One of Turkey’s best-known politicians, he has had to run his campaign mostly through social media from his prison cell in the northwestern city of Edirne, while Turkish media have been saturated with coverage of President Tayyip Erdogan and his ministers.
Speaking on state broadcaster TRT in a scheduled 10-minute address, to which he is entitled under election law, Demirtas said voting for Erdogan and his ruling AK Party would mean putting the fate of the country “between one man’s two lips.”
“The only reason I am still here is that the AKP is scared of me. They think tying my hands here and going from square to square spreading accusations about me is being courageous,” a visibly thinner Demirtas said.
“They are openly violating the constitution by declaring me guilty even though there is no conviction ruling against me, and are trying to direct the public by misinforming them,” he said.
The snap parliamentary and presidential elections on Sunday will herald the switch to the new powerful executive presidency narrowly approved in a referendum last year.
In previous elections, Demirtas won votes beyond his core Kurdish constituency, and is likely to draw significant backing in the first round of the presidential vote, while boosting the prospects of his party entering parliament.
Demirtas’s HDP arranged a viewing of his speech in Istanbul’s Bakirkoy Square, where hundreds of supporters gathered to watch.

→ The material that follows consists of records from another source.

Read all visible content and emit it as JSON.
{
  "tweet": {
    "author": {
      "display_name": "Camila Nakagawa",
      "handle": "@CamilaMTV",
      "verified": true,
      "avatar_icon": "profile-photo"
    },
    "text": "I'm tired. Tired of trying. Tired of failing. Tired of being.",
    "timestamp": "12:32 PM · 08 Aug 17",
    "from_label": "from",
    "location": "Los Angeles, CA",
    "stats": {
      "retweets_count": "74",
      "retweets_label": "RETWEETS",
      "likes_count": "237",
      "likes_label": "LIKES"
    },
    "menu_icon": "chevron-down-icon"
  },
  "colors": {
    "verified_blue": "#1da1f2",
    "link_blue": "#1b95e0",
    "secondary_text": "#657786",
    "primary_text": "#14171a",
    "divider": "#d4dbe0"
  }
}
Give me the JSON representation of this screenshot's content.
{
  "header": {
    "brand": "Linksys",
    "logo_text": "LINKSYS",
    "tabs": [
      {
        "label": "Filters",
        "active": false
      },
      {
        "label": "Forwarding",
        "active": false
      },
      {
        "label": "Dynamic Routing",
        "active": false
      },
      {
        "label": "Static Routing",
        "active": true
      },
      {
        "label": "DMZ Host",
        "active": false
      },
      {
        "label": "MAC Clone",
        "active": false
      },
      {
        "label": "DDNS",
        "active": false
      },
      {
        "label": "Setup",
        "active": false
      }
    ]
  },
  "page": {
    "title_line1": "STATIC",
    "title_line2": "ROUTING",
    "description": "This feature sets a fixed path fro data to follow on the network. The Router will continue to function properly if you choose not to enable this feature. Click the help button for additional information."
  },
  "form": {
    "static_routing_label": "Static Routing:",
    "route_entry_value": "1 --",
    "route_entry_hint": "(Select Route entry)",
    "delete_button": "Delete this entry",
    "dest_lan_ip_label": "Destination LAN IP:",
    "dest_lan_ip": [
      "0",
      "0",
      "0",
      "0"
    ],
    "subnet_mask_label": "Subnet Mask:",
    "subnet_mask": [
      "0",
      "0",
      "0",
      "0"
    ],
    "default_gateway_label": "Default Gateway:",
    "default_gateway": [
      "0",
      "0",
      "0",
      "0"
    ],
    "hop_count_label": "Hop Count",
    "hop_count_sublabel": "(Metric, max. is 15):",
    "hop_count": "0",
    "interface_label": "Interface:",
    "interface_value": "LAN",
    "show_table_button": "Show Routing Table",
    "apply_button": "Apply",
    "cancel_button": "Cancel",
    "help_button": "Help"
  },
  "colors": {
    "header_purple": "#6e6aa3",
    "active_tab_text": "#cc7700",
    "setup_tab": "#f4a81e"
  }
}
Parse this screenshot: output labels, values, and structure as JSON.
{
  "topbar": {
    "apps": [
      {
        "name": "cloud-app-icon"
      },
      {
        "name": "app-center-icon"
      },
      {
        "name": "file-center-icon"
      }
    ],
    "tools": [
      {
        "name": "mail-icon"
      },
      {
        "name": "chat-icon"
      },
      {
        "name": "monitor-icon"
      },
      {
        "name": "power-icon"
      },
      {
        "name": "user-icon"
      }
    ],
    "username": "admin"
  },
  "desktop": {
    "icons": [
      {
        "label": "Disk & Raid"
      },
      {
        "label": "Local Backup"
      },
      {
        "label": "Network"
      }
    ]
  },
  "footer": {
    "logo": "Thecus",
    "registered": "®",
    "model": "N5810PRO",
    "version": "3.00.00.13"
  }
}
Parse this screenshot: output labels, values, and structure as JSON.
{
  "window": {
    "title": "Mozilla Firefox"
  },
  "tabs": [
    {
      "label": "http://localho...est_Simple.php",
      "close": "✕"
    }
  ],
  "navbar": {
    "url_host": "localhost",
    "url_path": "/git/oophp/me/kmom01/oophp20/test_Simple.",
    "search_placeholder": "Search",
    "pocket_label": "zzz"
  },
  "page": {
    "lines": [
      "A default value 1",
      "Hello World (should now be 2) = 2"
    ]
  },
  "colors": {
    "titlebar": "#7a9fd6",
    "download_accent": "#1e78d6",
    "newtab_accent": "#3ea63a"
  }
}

“You should have no doubt that I will be acquitted in front of the law as soon as possible. So long as the judicial authorities follow the superiority of the law and not the government’s expectations,” Demirtas said, as supporters cheered and waved flags.